4. • Social media have shown their usefulness of means of mobiliza&on. • Social media and online collabora&ve applica&ons: – (1) Social media allow massive mobiliza+on through online networks but there is not much to support the collabora&on of the mobilized crowds in a consensus-‐seeking manner. – (2) Online collabora+ve applica+ons allow for collabora+on but lack the means of massive mobiliza&on. – (3) Social media and online collabora&ve applica&ons generally lack features and func+onali+es for civic engagement in society, that would allow their u&liza&on in the seeking of consensus among the mobilized community. • => Integrated plaIorm for ac+ve boJom-‐up oriented par+cipa+on. – Mobiliza&on of crowds of shared interest to form communi&es. – Collabora&on within communi&es for consensus-‐seeking and co-‐crea&on. Organizing crowds into collabora&ve communi&es
5. • How do we do this? • Design a process and a medium that directs the eﬀorts of the mobilized crowds to co-‐crea&ve democra&c processes. – Mobiliza&on – Community building – Consensus-‐seeking • Adapta&on of exis&ng social media (e.g. Facebook and Twi^er) and online collabora&ve applica&ons (e.g. Google Docs) through for example APIs and mashups. Platform for active bottom-up participation
6. Design concept for ac&ve bo^om-‐up plaUorm
7. • Design concept • Mock-‐up – An experiment possible using exis&ng applica&ons. – Mobilize a small test group (to the street?) with SMS, Twi^er. – Elaborate collabora&vely a shared agenda using a shared Google document. • Target group/personas • Prototype • Tes&ng • Feedback • Outcome? Broader methodological framing
8. Missing from exis+ng applica+ons: • Scalability to large mass use. • Integra&on of social media and online collabora&on applica&ons. • Adapta&on for purposes of democracy. • Organiza&on of the democra&c decision-‐making ﬂow (e.g. vo&ng). • Management of disagreement. • Dissemina&on of informa&on. • Membership: openness, invita&ons. • Security issues (e.g. vo&ng) • Usability. • PlaUorm choice and adapta&on. Challenges
9. Prospec+ve uses/users: • Individuals • NGOs Mechanisms of inﬂuencing: • Visibility in mass media • Visibility in social media • Interfaces with government, e.g. ci&zen ini&a&ves Risks • Why the concept might not work? Prerequisites • Free access to the applica&ons • Suﬃcient skills of the public • Freedom of the Internet Considerations

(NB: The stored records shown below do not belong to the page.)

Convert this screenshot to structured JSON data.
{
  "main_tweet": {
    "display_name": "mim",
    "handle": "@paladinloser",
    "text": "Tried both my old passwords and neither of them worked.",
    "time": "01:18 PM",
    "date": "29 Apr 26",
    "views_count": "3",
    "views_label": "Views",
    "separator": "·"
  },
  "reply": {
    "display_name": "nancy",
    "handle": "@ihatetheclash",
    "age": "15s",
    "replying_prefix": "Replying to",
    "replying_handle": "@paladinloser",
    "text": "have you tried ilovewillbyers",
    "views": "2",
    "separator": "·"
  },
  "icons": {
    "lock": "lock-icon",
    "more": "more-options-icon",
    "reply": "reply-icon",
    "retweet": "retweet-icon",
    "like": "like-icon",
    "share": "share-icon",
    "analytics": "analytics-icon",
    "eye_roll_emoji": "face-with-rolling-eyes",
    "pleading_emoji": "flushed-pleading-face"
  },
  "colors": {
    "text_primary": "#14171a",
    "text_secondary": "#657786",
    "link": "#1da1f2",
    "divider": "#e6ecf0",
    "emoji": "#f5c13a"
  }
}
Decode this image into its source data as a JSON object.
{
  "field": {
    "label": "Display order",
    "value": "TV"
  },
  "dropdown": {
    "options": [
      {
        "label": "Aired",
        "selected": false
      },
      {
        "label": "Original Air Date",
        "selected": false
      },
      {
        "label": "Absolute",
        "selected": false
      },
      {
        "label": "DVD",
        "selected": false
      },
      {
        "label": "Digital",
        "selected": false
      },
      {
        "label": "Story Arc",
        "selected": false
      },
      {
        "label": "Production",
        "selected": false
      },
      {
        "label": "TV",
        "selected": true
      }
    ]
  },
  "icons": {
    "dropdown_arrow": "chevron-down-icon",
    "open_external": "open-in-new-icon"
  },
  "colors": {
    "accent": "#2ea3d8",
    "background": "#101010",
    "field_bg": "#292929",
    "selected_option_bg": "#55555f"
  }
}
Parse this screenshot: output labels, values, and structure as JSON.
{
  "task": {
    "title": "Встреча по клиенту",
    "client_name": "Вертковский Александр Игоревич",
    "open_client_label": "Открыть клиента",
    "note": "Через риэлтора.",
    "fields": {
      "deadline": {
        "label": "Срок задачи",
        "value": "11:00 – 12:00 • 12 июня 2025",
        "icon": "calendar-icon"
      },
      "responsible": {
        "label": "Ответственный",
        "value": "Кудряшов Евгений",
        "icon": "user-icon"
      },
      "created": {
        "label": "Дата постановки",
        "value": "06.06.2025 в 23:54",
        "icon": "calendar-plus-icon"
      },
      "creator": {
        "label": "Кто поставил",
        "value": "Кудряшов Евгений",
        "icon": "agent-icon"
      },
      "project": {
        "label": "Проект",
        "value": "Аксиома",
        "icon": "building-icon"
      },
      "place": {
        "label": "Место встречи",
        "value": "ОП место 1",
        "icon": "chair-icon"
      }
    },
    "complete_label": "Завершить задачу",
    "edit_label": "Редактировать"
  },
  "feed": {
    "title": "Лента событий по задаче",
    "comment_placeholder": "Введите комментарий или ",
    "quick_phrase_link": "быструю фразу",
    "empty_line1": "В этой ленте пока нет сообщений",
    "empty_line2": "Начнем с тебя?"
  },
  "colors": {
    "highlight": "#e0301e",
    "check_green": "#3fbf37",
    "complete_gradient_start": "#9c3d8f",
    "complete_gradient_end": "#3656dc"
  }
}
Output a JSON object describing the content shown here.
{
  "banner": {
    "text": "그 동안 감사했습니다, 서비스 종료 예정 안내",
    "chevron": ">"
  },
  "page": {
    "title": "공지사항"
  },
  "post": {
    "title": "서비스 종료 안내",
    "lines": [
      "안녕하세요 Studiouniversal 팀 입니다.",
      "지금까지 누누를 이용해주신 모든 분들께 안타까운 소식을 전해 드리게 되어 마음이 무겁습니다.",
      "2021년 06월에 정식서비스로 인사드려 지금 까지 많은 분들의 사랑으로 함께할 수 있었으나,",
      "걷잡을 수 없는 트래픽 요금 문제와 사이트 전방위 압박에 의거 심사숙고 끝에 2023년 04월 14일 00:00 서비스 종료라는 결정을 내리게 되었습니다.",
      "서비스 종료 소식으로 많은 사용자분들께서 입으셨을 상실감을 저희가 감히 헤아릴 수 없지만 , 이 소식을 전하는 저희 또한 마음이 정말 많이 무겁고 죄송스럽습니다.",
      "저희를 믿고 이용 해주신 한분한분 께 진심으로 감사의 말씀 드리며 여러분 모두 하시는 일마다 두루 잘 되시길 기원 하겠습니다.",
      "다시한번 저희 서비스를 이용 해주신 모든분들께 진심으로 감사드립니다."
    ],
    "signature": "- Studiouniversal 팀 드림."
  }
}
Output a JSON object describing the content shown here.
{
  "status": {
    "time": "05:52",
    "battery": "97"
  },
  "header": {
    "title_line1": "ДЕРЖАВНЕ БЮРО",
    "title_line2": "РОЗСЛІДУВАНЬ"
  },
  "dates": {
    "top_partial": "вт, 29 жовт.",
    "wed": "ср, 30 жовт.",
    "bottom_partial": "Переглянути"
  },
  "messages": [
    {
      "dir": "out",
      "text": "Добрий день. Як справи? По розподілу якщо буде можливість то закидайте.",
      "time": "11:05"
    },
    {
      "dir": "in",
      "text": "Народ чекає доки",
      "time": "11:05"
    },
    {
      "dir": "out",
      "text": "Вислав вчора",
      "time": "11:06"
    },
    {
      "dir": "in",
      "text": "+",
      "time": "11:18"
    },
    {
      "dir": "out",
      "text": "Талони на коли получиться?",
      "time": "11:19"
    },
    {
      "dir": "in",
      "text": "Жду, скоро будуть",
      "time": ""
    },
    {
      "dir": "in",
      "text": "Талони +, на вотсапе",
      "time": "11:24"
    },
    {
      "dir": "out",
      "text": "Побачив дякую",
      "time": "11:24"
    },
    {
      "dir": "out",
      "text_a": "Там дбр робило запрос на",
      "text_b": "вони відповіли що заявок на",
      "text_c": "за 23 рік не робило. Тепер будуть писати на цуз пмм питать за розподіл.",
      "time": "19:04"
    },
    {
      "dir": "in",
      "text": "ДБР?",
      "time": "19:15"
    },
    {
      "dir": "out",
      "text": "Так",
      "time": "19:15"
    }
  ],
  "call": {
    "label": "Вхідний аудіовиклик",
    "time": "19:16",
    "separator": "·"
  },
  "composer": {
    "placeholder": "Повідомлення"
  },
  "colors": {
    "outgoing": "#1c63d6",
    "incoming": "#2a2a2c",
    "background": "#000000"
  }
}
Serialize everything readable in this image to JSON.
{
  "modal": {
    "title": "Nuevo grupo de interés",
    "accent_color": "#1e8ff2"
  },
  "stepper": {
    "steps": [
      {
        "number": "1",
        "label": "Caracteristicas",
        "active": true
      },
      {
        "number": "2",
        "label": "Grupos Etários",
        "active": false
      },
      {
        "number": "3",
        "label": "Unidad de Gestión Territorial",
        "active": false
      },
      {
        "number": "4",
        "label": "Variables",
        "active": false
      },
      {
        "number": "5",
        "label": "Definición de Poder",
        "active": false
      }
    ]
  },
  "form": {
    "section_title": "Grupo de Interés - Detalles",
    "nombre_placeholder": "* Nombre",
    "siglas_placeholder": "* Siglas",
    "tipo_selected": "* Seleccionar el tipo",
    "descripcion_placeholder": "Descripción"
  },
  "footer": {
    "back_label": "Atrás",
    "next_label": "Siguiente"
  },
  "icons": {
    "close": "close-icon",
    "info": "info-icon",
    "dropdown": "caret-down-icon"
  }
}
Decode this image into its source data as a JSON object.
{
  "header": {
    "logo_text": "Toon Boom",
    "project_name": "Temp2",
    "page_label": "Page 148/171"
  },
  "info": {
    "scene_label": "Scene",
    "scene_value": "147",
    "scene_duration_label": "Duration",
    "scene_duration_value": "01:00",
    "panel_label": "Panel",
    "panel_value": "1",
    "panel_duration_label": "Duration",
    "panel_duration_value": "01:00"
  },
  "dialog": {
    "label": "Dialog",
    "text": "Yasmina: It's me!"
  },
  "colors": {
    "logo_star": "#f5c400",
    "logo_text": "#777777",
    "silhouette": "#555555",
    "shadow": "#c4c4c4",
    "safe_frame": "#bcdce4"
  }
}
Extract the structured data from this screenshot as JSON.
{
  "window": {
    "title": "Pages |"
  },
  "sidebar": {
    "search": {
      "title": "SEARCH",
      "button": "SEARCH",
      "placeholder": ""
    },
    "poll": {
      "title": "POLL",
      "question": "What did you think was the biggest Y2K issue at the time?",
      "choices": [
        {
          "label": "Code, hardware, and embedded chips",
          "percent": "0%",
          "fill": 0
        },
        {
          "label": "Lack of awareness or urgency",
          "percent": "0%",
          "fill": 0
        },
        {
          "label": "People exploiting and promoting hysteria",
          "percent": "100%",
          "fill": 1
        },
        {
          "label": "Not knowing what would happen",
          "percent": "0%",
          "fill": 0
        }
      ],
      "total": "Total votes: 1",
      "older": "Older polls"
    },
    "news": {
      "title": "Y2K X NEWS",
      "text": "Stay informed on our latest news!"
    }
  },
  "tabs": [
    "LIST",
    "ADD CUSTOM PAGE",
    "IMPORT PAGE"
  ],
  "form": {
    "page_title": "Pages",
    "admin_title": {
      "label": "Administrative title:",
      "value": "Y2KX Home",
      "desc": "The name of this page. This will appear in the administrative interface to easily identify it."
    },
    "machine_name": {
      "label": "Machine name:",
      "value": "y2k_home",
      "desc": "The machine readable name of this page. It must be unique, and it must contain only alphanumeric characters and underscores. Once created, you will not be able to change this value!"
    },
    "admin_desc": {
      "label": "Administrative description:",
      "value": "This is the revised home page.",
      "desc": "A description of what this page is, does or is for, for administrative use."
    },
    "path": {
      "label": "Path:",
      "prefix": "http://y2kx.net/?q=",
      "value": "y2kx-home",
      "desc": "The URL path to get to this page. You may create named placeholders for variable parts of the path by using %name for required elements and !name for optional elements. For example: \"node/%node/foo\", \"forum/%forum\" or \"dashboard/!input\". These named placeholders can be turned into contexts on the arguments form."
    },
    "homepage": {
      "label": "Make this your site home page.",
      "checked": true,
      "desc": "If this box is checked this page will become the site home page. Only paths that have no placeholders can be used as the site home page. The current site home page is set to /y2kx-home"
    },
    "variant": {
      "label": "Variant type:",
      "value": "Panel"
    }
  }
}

10. Authors • Montathar Faraon (firstname.lastname@example.org) • Victor Villavicencio (email@example.com) • Robert Ramberg (firstname.lastname@example.org) • Mauri Kaipainen (email@example.com) Thank you for your attention!